really very lovely

Tuesday, October 10th, 2006

Very happy to see some lovely new news, not all bad news, today.

four-legged flyers? or maybe not.

Friday, September 22nd, 2006

So it’s not true that all science is physics or stamp collecting. Sometimes, it’s creative writing.

When it comes to studying ancient birds, it’s often necessary to make a few assumptions and hope that future evidence will support your theories. Sometimes taking that leap can jumpstart what is “known” and help people see what is actually there. It’s awfully easy to overlook important, obvious, and often totally banal evidence that’s lying in the dirt when you’re required to, well, stand on the shoulders of so many giants.

Birds have been around for longer than we can really even fathom, and sometimes it takes a creative leap to look around the existing wisdom and suggest something new. The back and forth chatter between the Arboreal and Thecodontal theorists have probably done more to harm progress in this field than anything; when you’re busy defending a theory in a hot and public argument, you’re hardly open and receptive to new evidence.

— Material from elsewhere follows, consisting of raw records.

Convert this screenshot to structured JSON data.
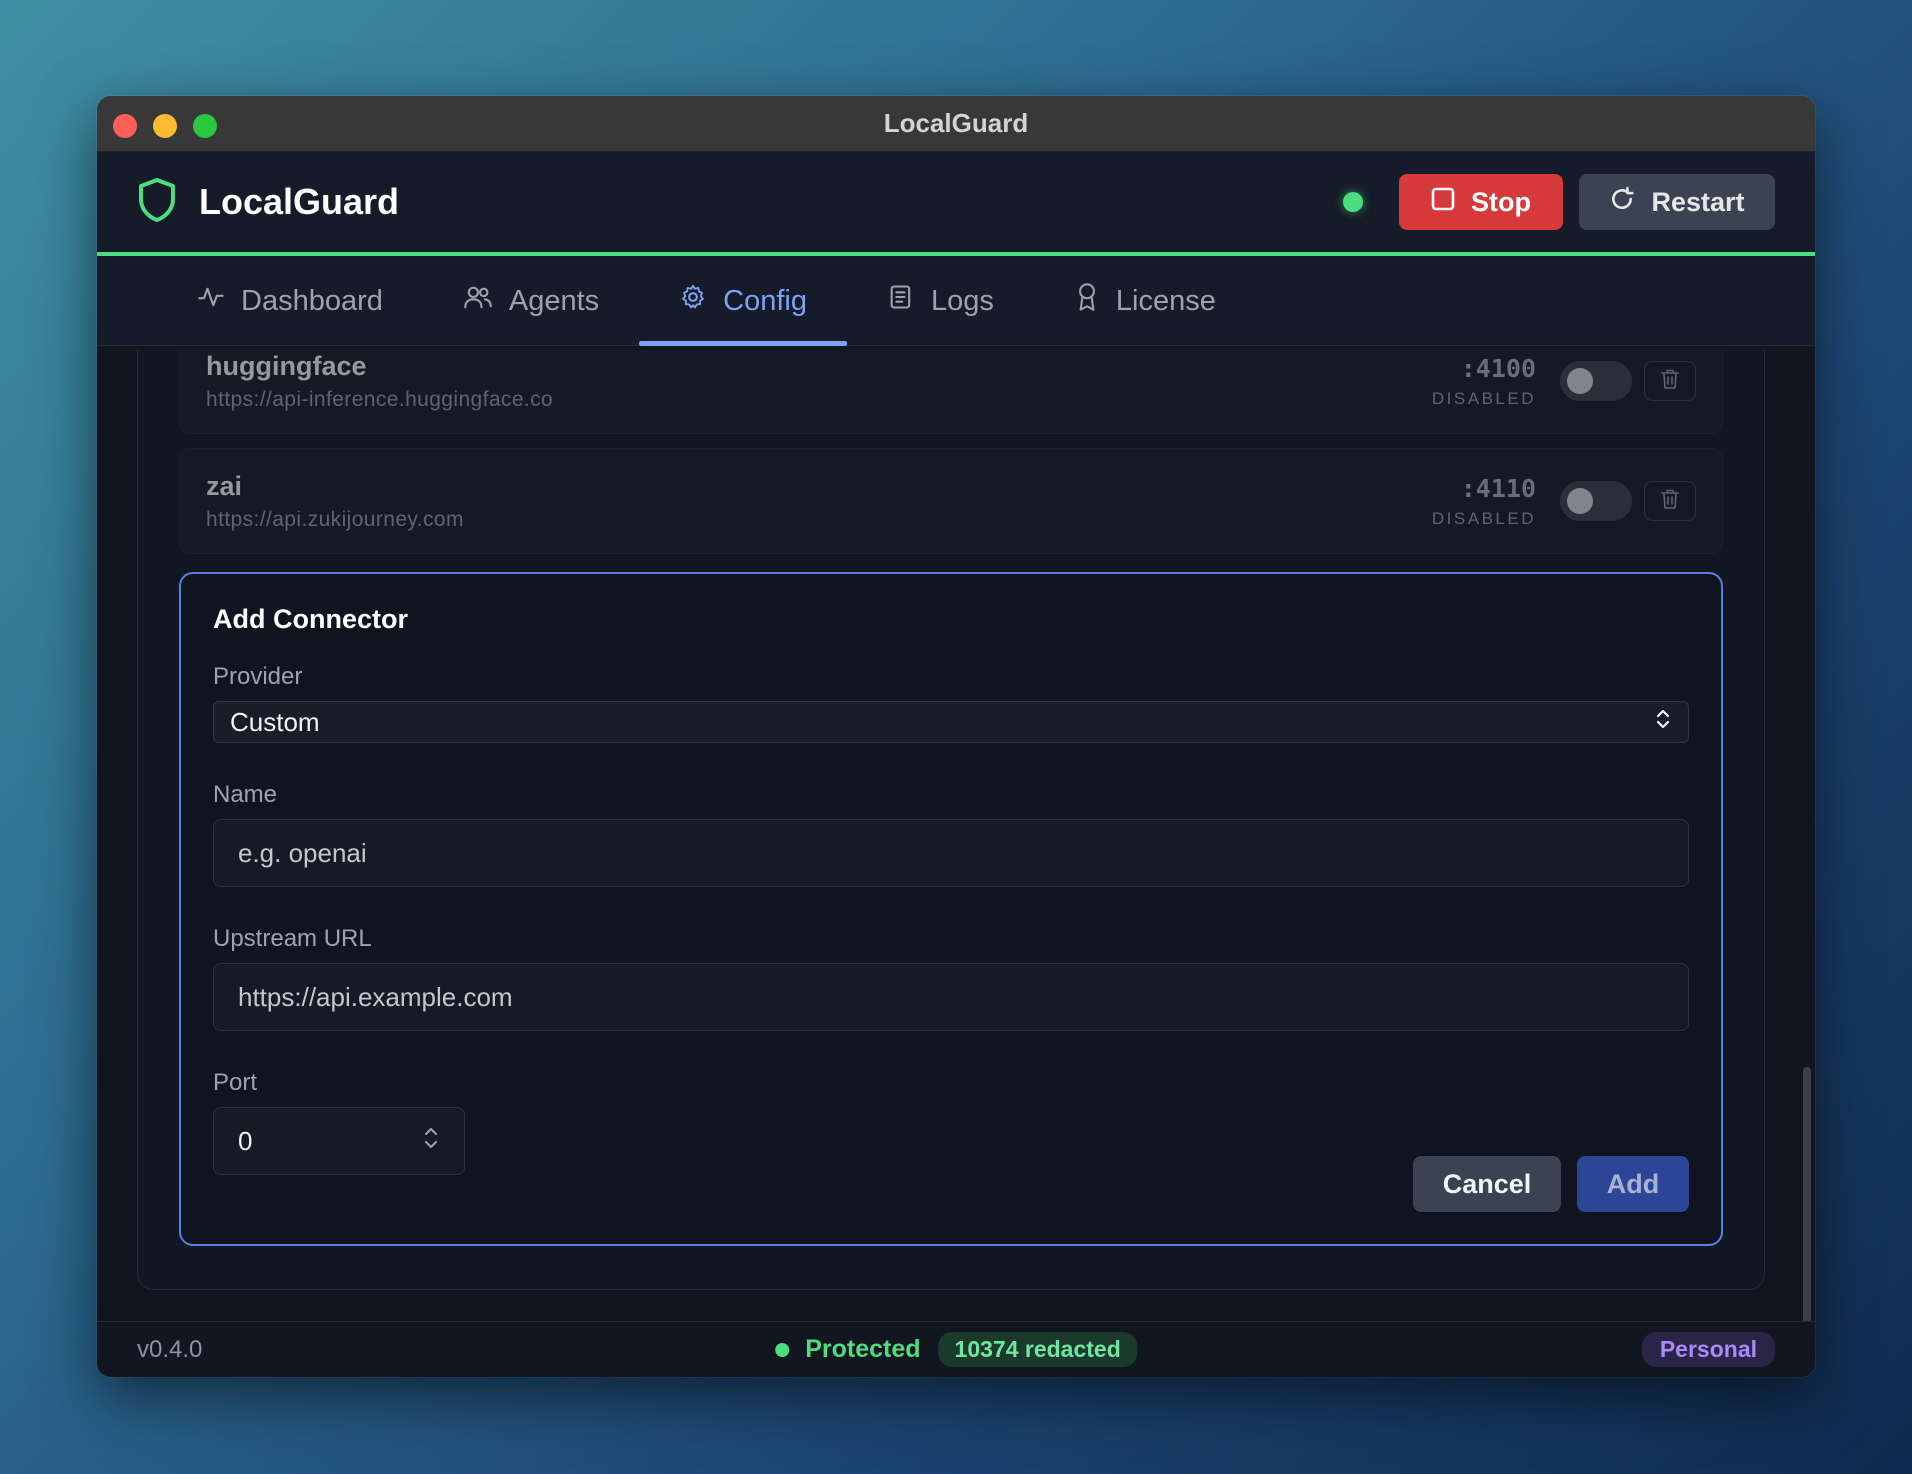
{
  "window": {
    "title": "LocalGuard"
  },
  "header": {
    "app_name": "LocalGuard",
    "stop_label": "Stop",
    "restart_label": "Restart"
  },
  "tabs": [
    {
      "label": "Dashboard",
      "icon": "activity-icon",
      "active": false
    },
    {
      "label": "Agents",
      "icon": "users-icon",
      "active": false
    },
    {
      "label": "Config",
      "icon": "gear-icon",
      "active": true
    },
    {
      "label": "Logs",
      "icon": "scroll-icon",
      "active": false
    },
    {
      "label": "License",
      "icon": "award-icon",
      "active": false
    }
  ],
  "connectors": [
    {
      "name": "huggingface",
      "url": "https://api-inference.huggingface.co",
      "port": ":4100",
      "status": "DISABLED",
      "enabled": false
    },
    {
      "name": "zai",
      "url": "https://api.zukijourney.com",
      "port": ":4110",
      "status": "DISABLED",
      "enabled": false
    }
  ],
  "add_connector": {
    "title": "Add Connector",
    "provider_label": "Provider",
    "provider_value": "Custom",
    "name_label": "Name",
    "name_placeholder": "e.g. openai",
    "url_label": "Upstream URL",
    "url_placeholder": "https://api.example.com",
    "port_label": "Port",
    "port_value": "0",
    "cancel_label": "Cancel",
    "add_label": "Add"
  },
  "footer": {
    "version": "v0.4.0",
    "status": "Protected",
    "redacted": "10374 redacted",
    "plan": "Personal"
  },
  "colors": {
    "accent": "#7aa2f7",
    "success": "#4ade80",
    "danger": "#d63a3a",
    "plan": "#a78bfa"
  }
}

I particularly enjoyed this suggestion of the importance of hindlimbs in flight evolution, from a PhD student at the University of Calgary. It’s creative and a bit daring, and it’s getting press, too. Good work.

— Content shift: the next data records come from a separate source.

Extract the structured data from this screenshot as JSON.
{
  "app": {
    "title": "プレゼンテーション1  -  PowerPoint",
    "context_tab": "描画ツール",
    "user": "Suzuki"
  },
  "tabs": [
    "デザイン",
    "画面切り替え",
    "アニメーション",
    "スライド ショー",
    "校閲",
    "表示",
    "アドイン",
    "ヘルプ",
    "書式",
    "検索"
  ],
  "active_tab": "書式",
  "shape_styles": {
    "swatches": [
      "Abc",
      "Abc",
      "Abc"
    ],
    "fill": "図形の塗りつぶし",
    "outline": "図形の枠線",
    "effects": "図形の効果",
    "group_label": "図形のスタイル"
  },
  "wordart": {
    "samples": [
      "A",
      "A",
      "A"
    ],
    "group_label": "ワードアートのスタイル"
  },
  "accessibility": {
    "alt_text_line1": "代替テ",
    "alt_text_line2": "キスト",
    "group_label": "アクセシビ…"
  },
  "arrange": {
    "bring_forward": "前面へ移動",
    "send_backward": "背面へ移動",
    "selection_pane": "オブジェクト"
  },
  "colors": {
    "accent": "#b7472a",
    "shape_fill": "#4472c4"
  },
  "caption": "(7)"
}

That said, and while I have yet to read the full paper, the thesis still doesn’t ring quite right to me. Anything has aerodynamic properties, if you throw enough wind at it. And there’s a kind of economy of form common to all living things; volume: surface area ratios must exist within certain tolerances, and the presence of skin over muscle and tissue tends to follow a pretty specific set of curves. And I’d love to hear more scientists discussing that economy of form; observing it where it is alive in the ancient species of today. You cannot watch a flightless cormorant without the realization that you are looking through an open window, one that opens on hundreds of thousands of years into the past.

It’s easy to toss rocks at the longstanding work of many devoted and educated scholars, and I certainly don’t want to do that. But I do believe the viability of existing theories would be greatly enhanced through closer observation of extant, living and breathing birds.

The abstract is here.

today was a good day

Friday, July 21st, 2006

Today was a good day: I slept in, woke to perfect weather, had a fantastic lunch, bought some coffee beans, and kicked back and thought about art. But a year ago today, that was among the Best Days of My Life.

July 21, 2005, was way, way up there.

A trip deep into a secret world, nesting grounds, alternately lush and desolate landscape dotted with dessicated corpses, yet somehow teeming with life too.

Scaled things, feathered things, things with flippers, things with no backbones, things with fins. Frigatebirds stealing food from blue-footed booby chicks. Herons fishing. Brown noddies stealing food from pelicans. Tropicbirds wheeling overhead.

North Seymour Island, and South Plaza. My last day on Las Islas Encantadas, the Galapagos Islands.

Everybody finding a mate, building a nest, or feeding their young. Skyline of Daphne major and Daphne minor. Exquisite. At least 15 of my all-time best and favorite photographs are from that day.

Life, death, rebirth. Millions of years worth of it. Everything they tell you about nature, all the stuff Darwin wrote about. So much more than you could ever hope to understand, but you can see it. All of it, in just one day. Just a day there changes you forever – we got to spend an entire week.

No matter what else I accomplish, or experience, that day in July will remain one of the Best Days of My Life. It was the kind of day that blows the scale. The kind of day that helps molds you into the kind of person that you’d always hoped you would one day be lucky enough to be.

And people say I have too much time on my hands.

Thursday, July 20th, 2006

Lady Cottington’s Pressed Fairy book ain’t got nothin’ on this.

Those indeed are real bird parts, lovingly flattened and pasted down into books.